Imagine this: you’re running a childcare center for toddlers and you have way too much to do every single day. Cooking, cleaning, checking up on the kids, and always keeping an eye on them to make sure they stay safe. The truth is, the childcare association has given you way too many kids to take care of, and when a problem inevitably arises, people blame you. But at least you try your best.
Then one day, the childcare association says that they want to add some babies to the facility. And not only that, they expect the number of babies to grow over time. “Who will watch and take care of the babies?” you ask. They say, “We expect you to. Is that a problem?”
Yes, it is absolutely a problem! You will find any manner of excuse to prevent this whole baby idea from occurring. You might point out that babies don’t know what they’re doing and could hurt themselves, or worse, could hurt others. You challenge the association: “Do you really want to be responsible when these babies hurt someone?”

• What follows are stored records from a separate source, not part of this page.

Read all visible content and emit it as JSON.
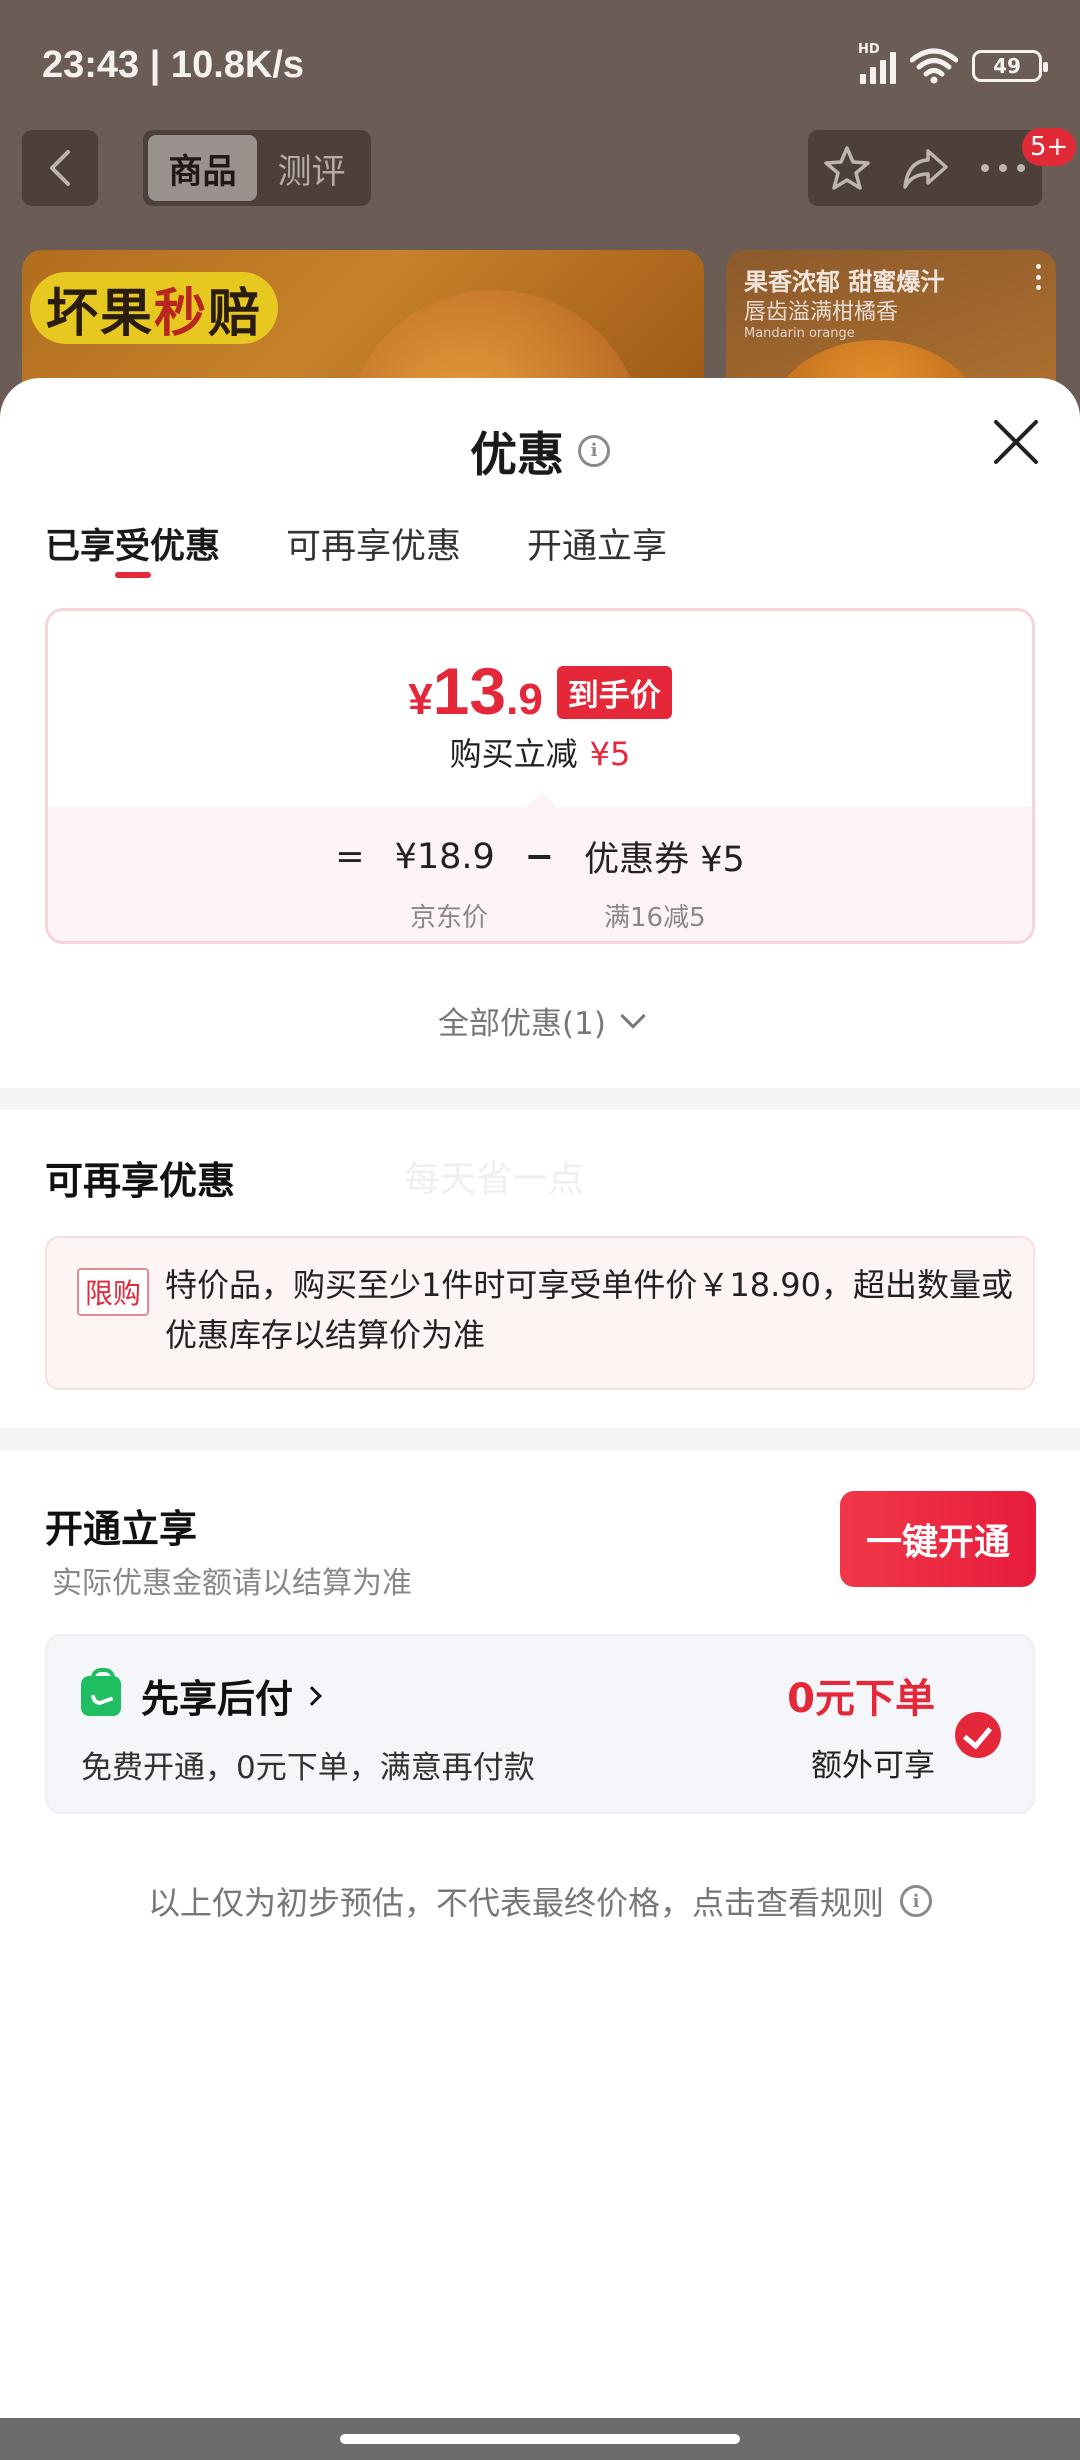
{
  "status_bar": {
    "time": "23:43 | 10.8K/s",
    "signal_label": "HD",
    "battery": "49"
  },
  "background_page": {
    "segments": [
      "商品",
      "测评"
    ],
    "active_segment": "商品",
    "notification_badge": "5+",
    "banner_left_tag": {
      "part1": "坏果",
      "part2": "秒",
      "part3": "赔"
    },
    "banner_right": {
      "line1": "果香浓郁 甜蜜爆汁",
      "line2": "唇齿溢满柑橘香",
      "line3": "Mandarin orange"
    }
  },
  "sheet": {
    "title": "优惠",
    "tabs": [
      {
        "label": "已享受优惠",
        "active": true
      },
      {
        "label": "可再享优惠",
        "active": false
      },
      {
        "label": "开通立享",
        "active": false
      }
    ],
    "enjoyed": {
      "currency": "¥",
      "price_int": "13",
      "price_dec": ".9",
      "price_tag": "到手价",
      "reduce_label": "购买立减",
      "reduce_amount": "¥5",
      "equals": "=",
      "jd_price": "¥18.9",
      "minus": "−",
      "coupon": "优惠券 ¥5",
      "jd_price_label": "京东价",
      "coupon_condition": "满16减5"
    },
    "all_discounts": "全部优惠(1)",
    "more": {
      "title": "可再享优惠",
      "watermark": "每天省一点",
      "limit_tag": "限购",
      "limit_text": "特价品，购买至少1件时可享受单件价￥18.90，超出数量或优惠库存以结算价为准"
    },
    "open": {
      "title": "开通立享",
      "subtitle": "实际优惠金额请以结算为准",
      "button": "一键开通",
      "pay_title": "先享后付",
      "pay_desc": "免费开通，0元下单，满意再付款",
      "pay_zero": "0元下单",
      "pay_extra": "额外可享",
      "checked": true
    },
    "footnote": "以上仅为初步预估，不代表最终价格，点击查看规则"
  }
}
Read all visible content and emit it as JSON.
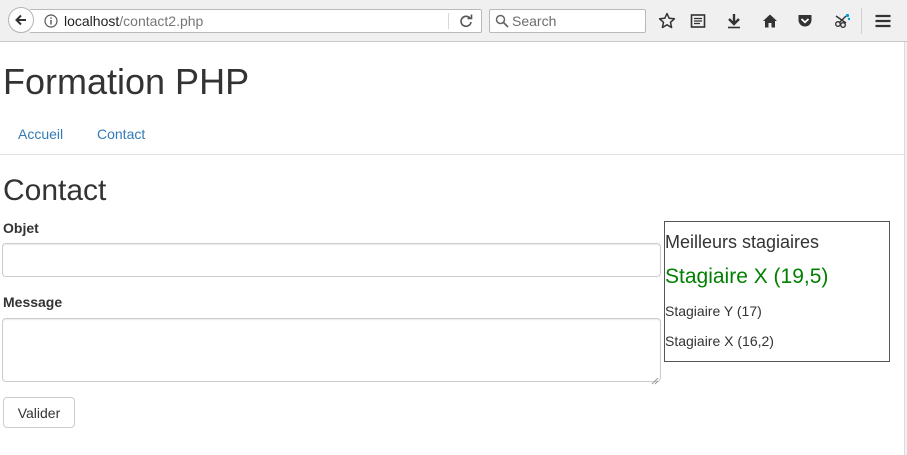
{
  "browser": {
    "url_host": "localhost",
    "url_path": "/contact2.php",
    "search_placeholder": "Search"
  },
  "site": {
    "title": "Formation PHP",
    "nav": [
      {
        "label": "Accueil"
      },
      {
        "label": "Contact"
      }
    ]
  },
  "page": {
    "title": "Contact"
  },
  "form": {
    "subject_label": "Objet",
    "subject_value": "",
    "message_label": "Message",
    "message_value": "",
    "submit_label": "Valider"
  },
  "sidebar": {
    "title": "Meilleurs stagiaires",
    "top": "Stagiaire X (19,5)",
    "items": [
      {
        "label": "Stagiaire Y (17)"
      },
      {
        "label": "Stagiaire X (16,2)"
      }
    ]
  },
  "colors": {
    "link": "#337ab7",
    "highlight": "#008000"
  },
  "icons": [
    "back-arrow-icon",
    "info-icon",
    "reload-icon",
    "search-icon",
    "bookmark-star-icon",
    "reading-list-icon",
    "download-icon",
    "home-icon",
    "pocket-icon",
    "extension-icon",
    "menu-icon"
  ]
}
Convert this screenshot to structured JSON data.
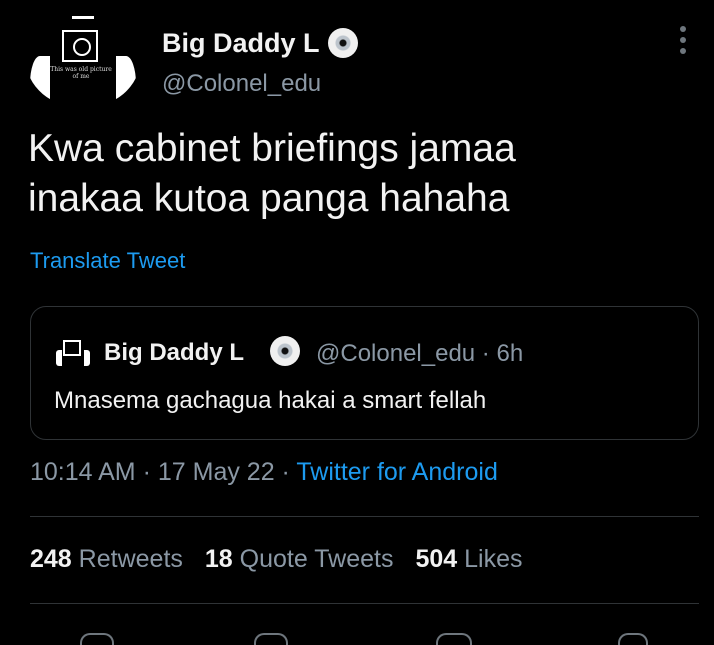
{
  "header": {
    "display_name": "Big Daddy L",
    "handle": "@Colonel_edu",
    "avatar_caption": "This was old picture of me"
  },
  "tweet": {
    "text_line1": "Kwa cabinet briefings jamaa",
    "text_line2": "inakaa kutoa panga hahaha",
    "translate_label": "Translate Tweet"
  },
  "quoted": {
    "display_name": "Big Daddy L",
    "handle": "@Colonel_edu",
    "age": "6h",
    "text": "Mnasema gachagua hakai a smart fellah"
  },
  "meta": {
    "time": "10:14 AM",
    "date": "17 May 22",
    "source": "Twitter for Android"
  },
  "stats": {
    "retweets_count": "248",
    "retweets_label": "Retweets",
    "quotes_count": "18",
    "quotes_label": "Quote Tweets",
    "likes_count": "504",
    "likes_label": "Likes"
  },
  "colors": {
    "background": "#000000",
    "link": "#1d9bf0",
    "secondary_text": "#8b98a5",
    "divider": "#2f3336"
  },
  "icons": [
    "avatar",
    "cd-badge-icon",
    "more-options-icon",
    "reply-icon",
    "retweet-icon",
    "like-icon",
    "share-icon"
  ]
}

As a result, everyone starts to realize that you really hate babies. But truthfully, you really want them to have access to childcare, and you know that they are unlikely to hurt anyone. After all, child development is what you do — you want them to have a supportive environment where they can grow and succeed. What you really hate is the idea that you’re going to have be responsible for every one of these newcomers. Your impossible job is about to get even more impossible.
Cottage food operations often get frustrated by health (or ag) departments: they can be slow, uncommunicative, and sometimes downright unfriendly toward CFOs. They often offer little to no online resources about the cottage food law, and when someone calls them to ask for more info, they may not even be familiar with it! As a result, some people complain about the government, claiming that they don’t do anything.
Most health departments are supposed to inspect every single food establishment in their area once a year (sometimes more often), and that is only one of their responsibilities. They have no budget to increase their staff. In reality, many departments can’t even get around to all of their inspections in one year, or they have to cut corners.
Just think about it: a health inspector is already behind schedule and they’re figuring out when they can inspect yet another restaurant that grosses $30K of food sales each week. And then you come along with your business idea to sell cupcakes at the farmers market this summer. On one hand, it’s their job to answer your questions and approve you; on another, they have bigger fish to fry.
Learning A Lesson From Idaho
After communicating with a food safety expert in Idaho, it seems that the Idaho health districts know that low-risk (cottage) foods are safe. For years, they have been allowing these foods to be sold at farmers markets with very little government intervention. Earlier this year, a bill was drafted to codify their longtime practice and make it a law, which they supported.
That’s when the NWFPA stepped in to express their concern about the new bill. They stated that it was too unrestricted and suggested that CFO registration, inspection, and training be implemented, like other states. And by “other states”, they probably meant Idaho’s neighbor, Washington, which has one of the most restrictive cottage food laws in the country — the NWFPA was also involved in the implementation of that law. They probably didn’t mean another Idaho neighbor, Wyoming, which doesn’t even restrict direct sales of high-risk foods.
Due to the NWFPA’s recommendations, the original bill was replaced with a new one that had all of these requirements added, but without any additional resources to help the health districts enact them. Consequently, the Idaho Department of Health and Welfare dropped their support and instead opposed the bill. The health districts wanted people to directly sell their low-risk homemade foods, but they knew that they didn’t have the resources to manage registration and inspection for even more businesses, nor did they deem that necessary anyway.
It’s no wonder that health departments openly oppose cottage food bills before they get passed. Many have even made registration overly burdensome to discourage people from using a cottage food law. And in the states that allow it, some departments have simply disallowed CFOs in their area altogether.
Health departments don’t need to have the responsibility of managing low-risk foods. Their job is to protect the public health, but cottage foods are, by their very nature, already safe to being with. Although the health department should be available to respond to food safety concerns, problems in this industry are exceedingly rare… I still have not heard of one health complaint against any CFO in the country.
In an ideal world, selling low-risk, homemade food wouldn’t require any intervention from the health department. But for the time being, the health or ag dept is something most CFOs have to deal with. At the very least, maybe we can understand some of their frustrations and bring a little bit of patience and possibility into their impossible workday.